Skip to content

Marijuana Brings New Challenges

By Michael Boyd, jr.


The approval of Amendment 3 is a huge win for Missouri’s established medical marijuana industry, creating a licensing system for businesses that wish to sell or grow cannabis.

In addition to Ste. Genevieve County saying “no,” entities such as the NAACP, Pro-Choice Missouri and Great State Strategies also opposed the constitutional amendment.

But the one in favor? The Missouri ACLU. And there is the rub.

Some did not favor the amendment due to concerns of a possible monopoly, that the amendment dignified a monopolized-market into the state’s constitution, making for an unfair advantage over small-business owners to obtain licenses to sell and grow pot in some communities and villages.


Supporters, however, were overjoyed statewide as they look forward to the freedom for “private” use and an “end of marijuana criminalization.”

In 2018, half of all drug arrests in Missouri involved marijuana offenses, according to the ACLU.

With Amendment 3 passing, people charged with nonviolent offenses will be able to automatically have their criminal records expunged.

Previous state law required those convicted of marijuana offenses to file a petition with the courts.

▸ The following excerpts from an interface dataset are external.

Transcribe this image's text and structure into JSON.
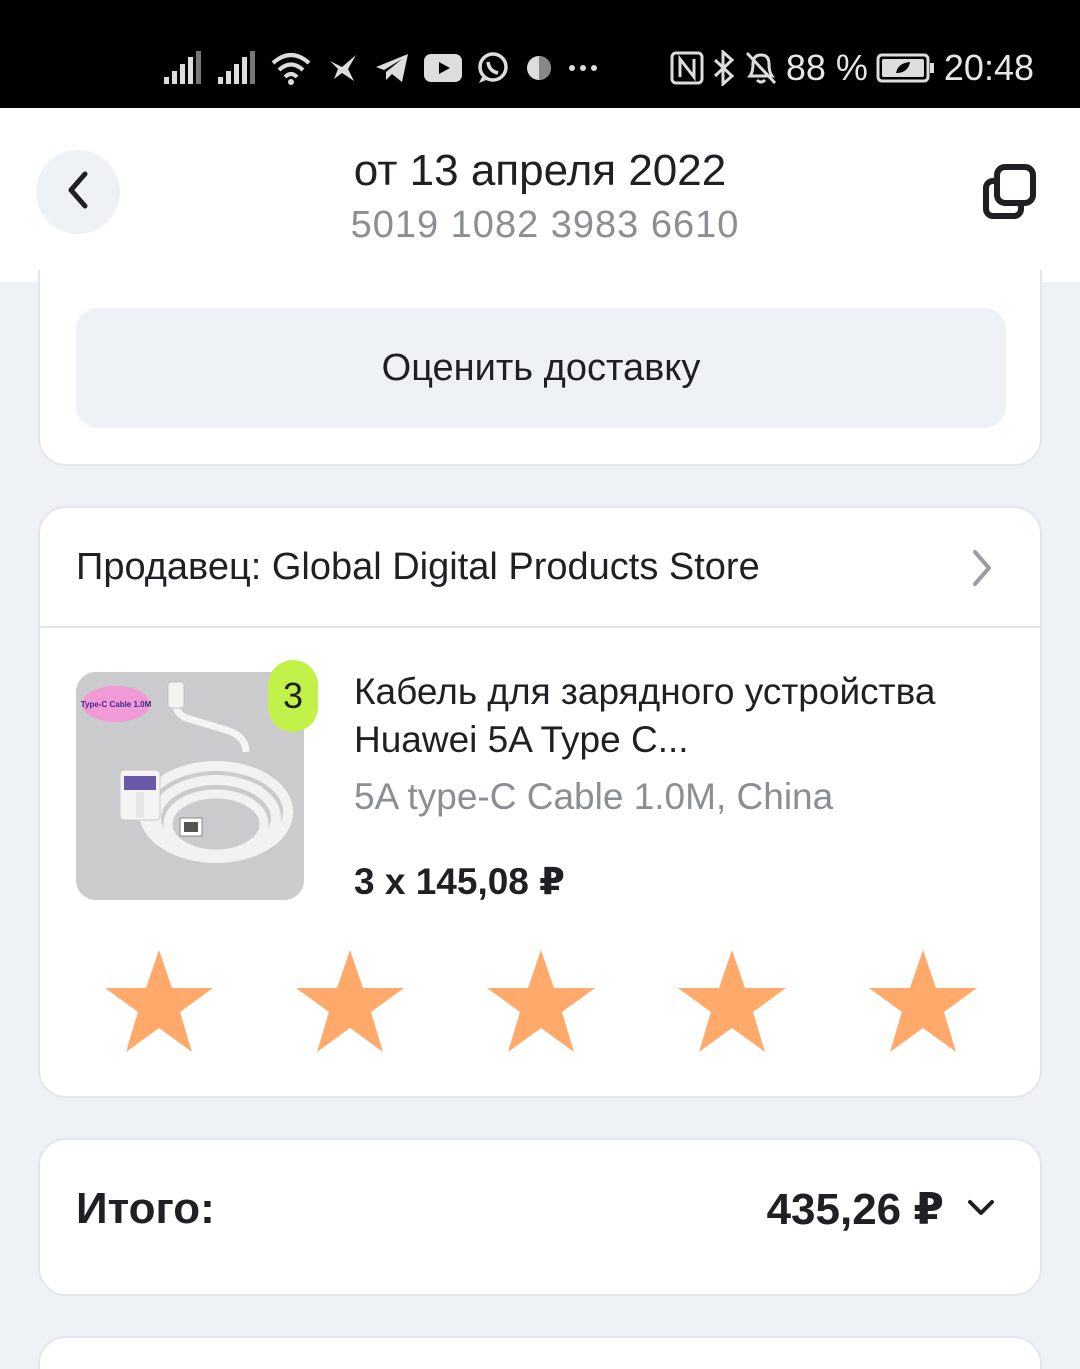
{
  "status_bar": {
    "battery_percent": "88 %",
    "time": "20:48",
    "icons": [
      "signal-icon",
      "signal-icon",
      "wifi-icon",
      "bird-app-icon",
      "telegram-icon",
      "youtube-icon",
      "whatsapp-icon",
      "app-icon",
      "more-dots-icon",
      "nfc-icon",
      "bluetooth-icon",
      "mute-icon",
      "battery-icon"
    ]
  },
  "header": {
    "title": "от 13 апреля 2022",
    "order_number": "5019 1082 3983 6610",
    "back_icon": "chevron-left-icon",
    "copy_icon": "copy-icon"
  },
  "delivery": {
    "rate_button_label": "Оценить доставку"
  },
  "order": {
    "seller_label": "Продавец: Global Digital Products Store",
    "product": {
      "quantity_badge": "3",
      "image_caption": "Type-C Cable 1.0M",
      "title": "Кабель для зарядного устройства Huawei 5A Type C...",
      "variant": "5A type-C Cable 1.0M, China",
      "price_line": "3 x 145,08 ₽"
    },
    "rating": {
      "stars_total": 5,
      "stars_filled": 5,
      "star_color": "#ffa96b"
    }
  },
  "summary": {
    "total_label": "Итого:",
    "total_value": "435,26 ₽"
  },
  "colors": {
    "page_bg": "#eef1f6",
    "badge_green": "#c2f24a",
    "muted_text": "#8b8e93"
  }
}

The expungement provision does not apply to violent offenders or people whose offenses involved distribution to a minor or driving under the influence of marijuana.